Download references


This work was supported by Associazione Italiana per la Ricerca sul Cancro (IG 16719 to MM; IG 19242 to AB).

Author information



Corresponding authors

Correspondence to Rosamaria Lappano or Anna Rita Cappello.

Ethics declarations

Competing interests

The authors declare no conflict of interest.

Additional information

Edited by A Rufini

Rights and permissions

This work is licensed under a Creative Commons Attribution 4.0 International License. The images or other third party material in this article are included in the article’s Creative Commons license, unless indicated otherwise in the credit line; if the material is not included under the Creative Commons license, users will need to obtain permission from the license holder to reproduce the material. To view a copy of this license, visit

Reprints and Permissions

About this article

Verify currency and authenticity via CrossMark

Cite this article

Lappano, R., Sebastiani, A., Cirillo, F. et al. The lauric acid-activated signaling prompts apoptosis in cancer cells.
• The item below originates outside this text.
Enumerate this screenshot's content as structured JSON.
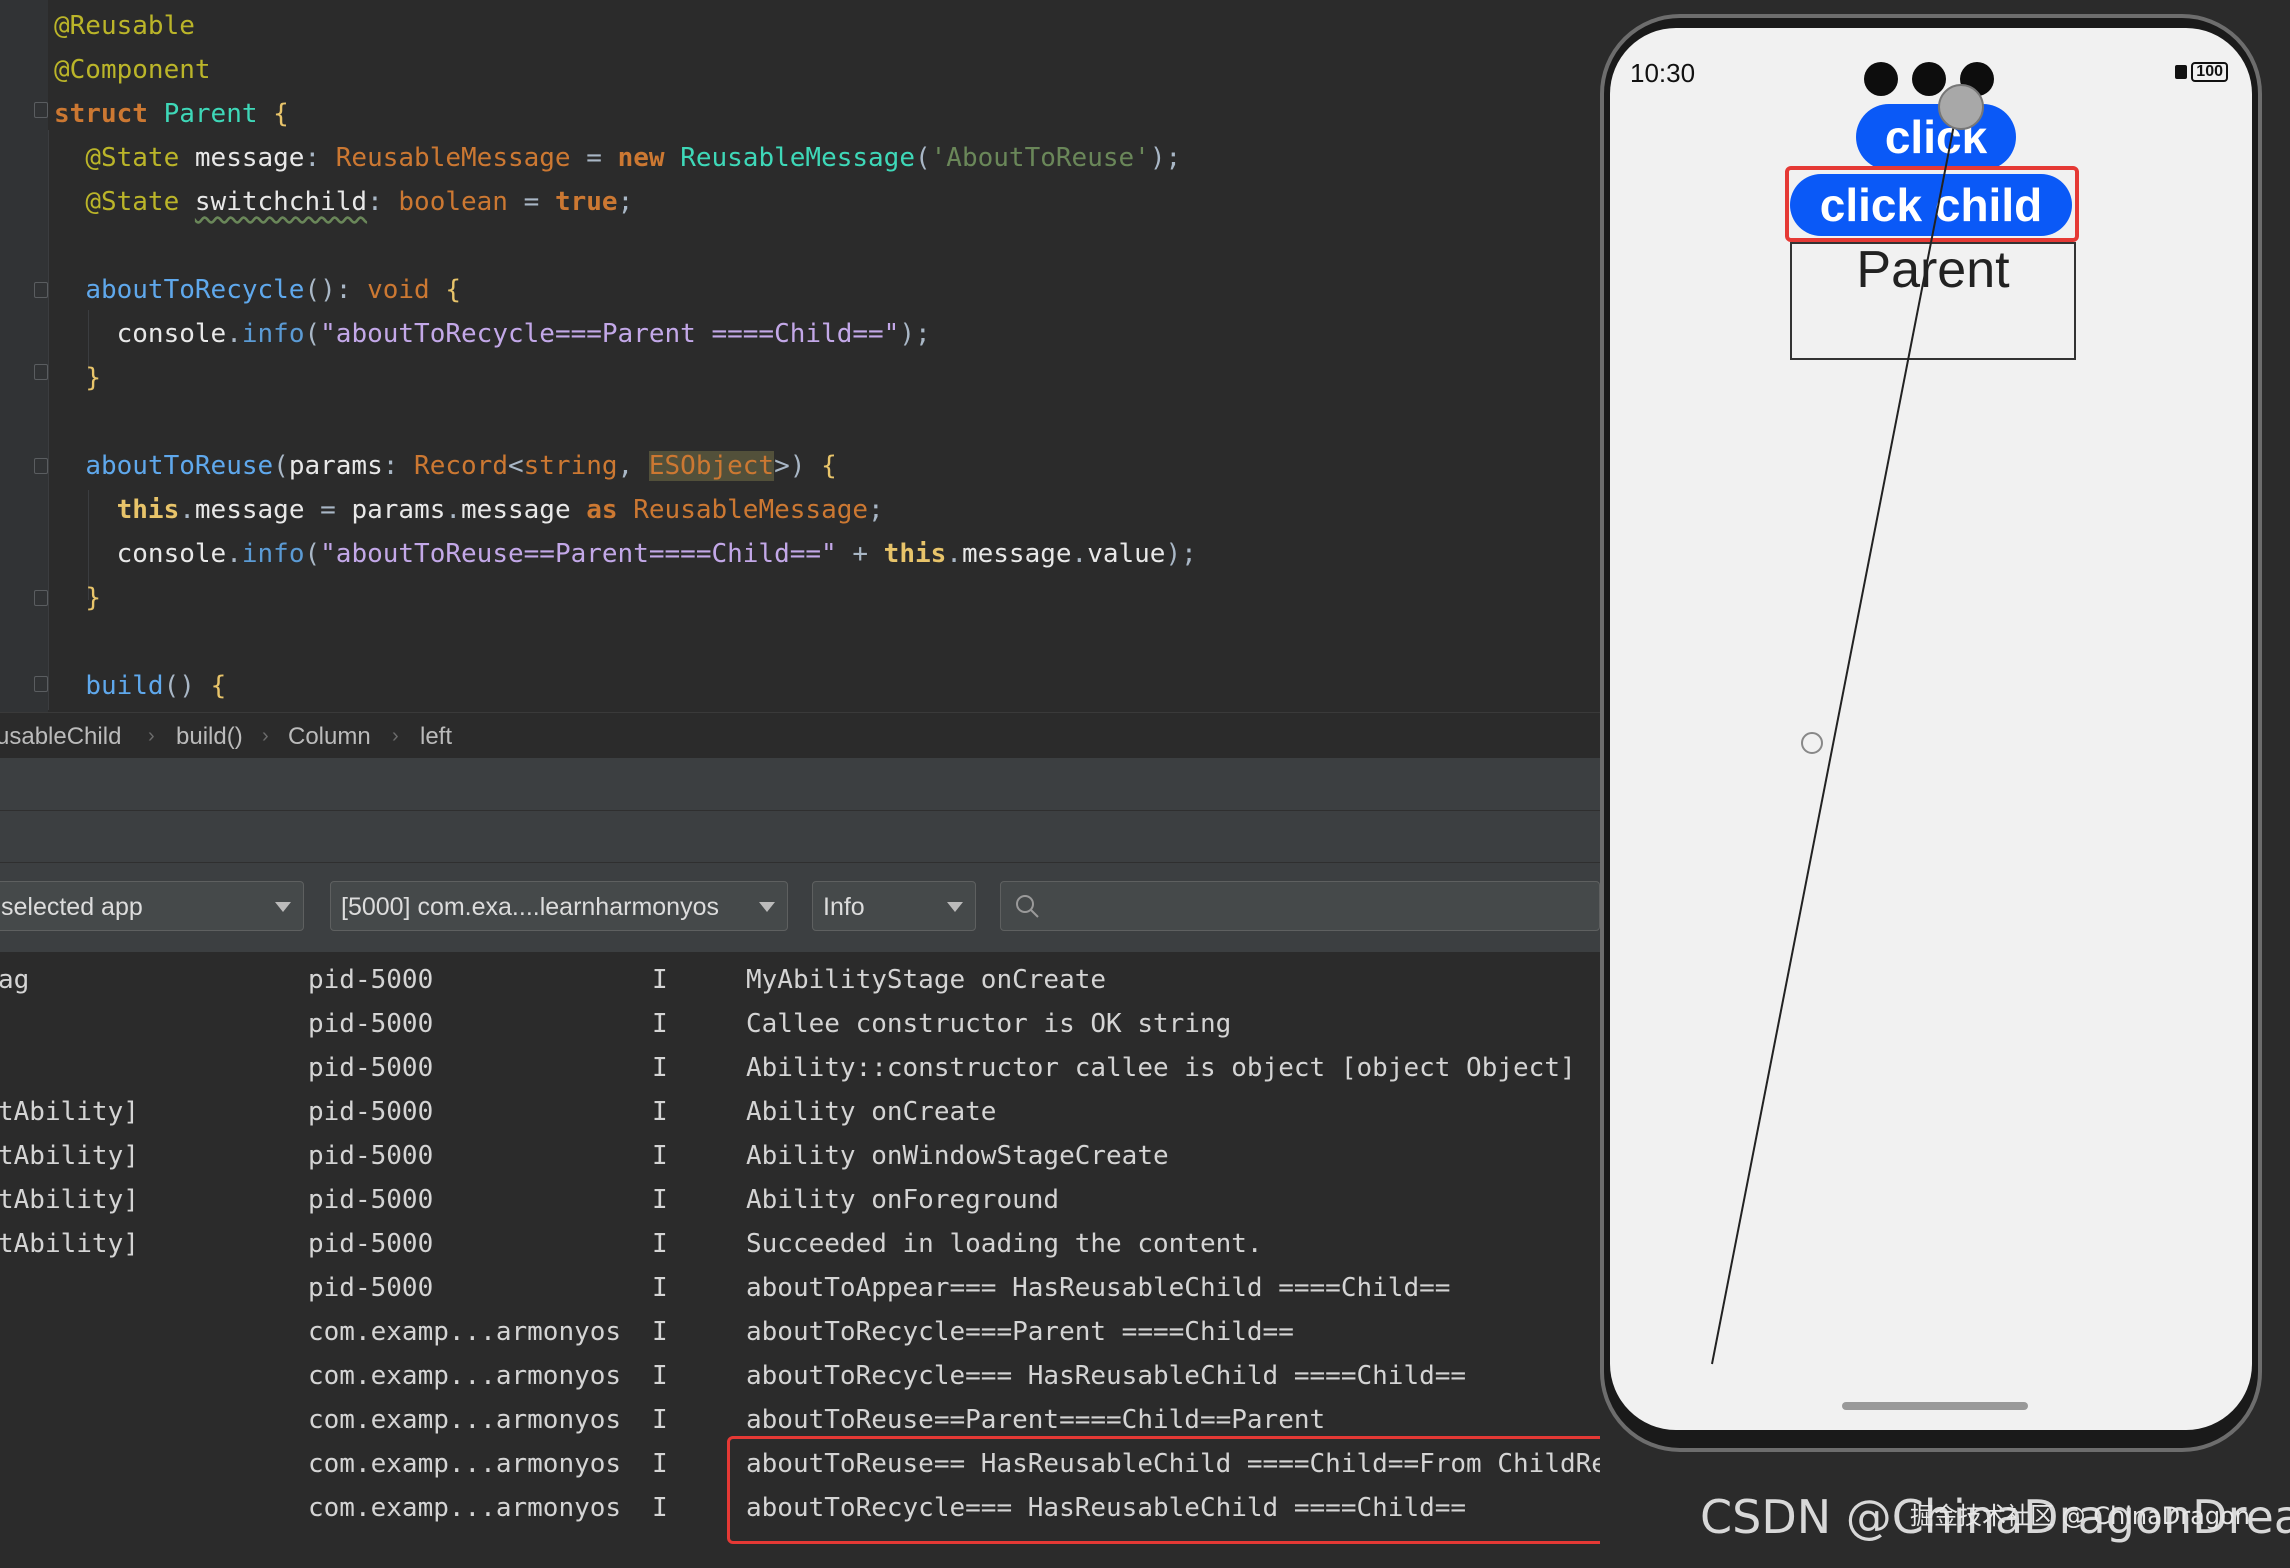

Cell Death Discov. 3, 17063 (2017).

Download citation

Further reading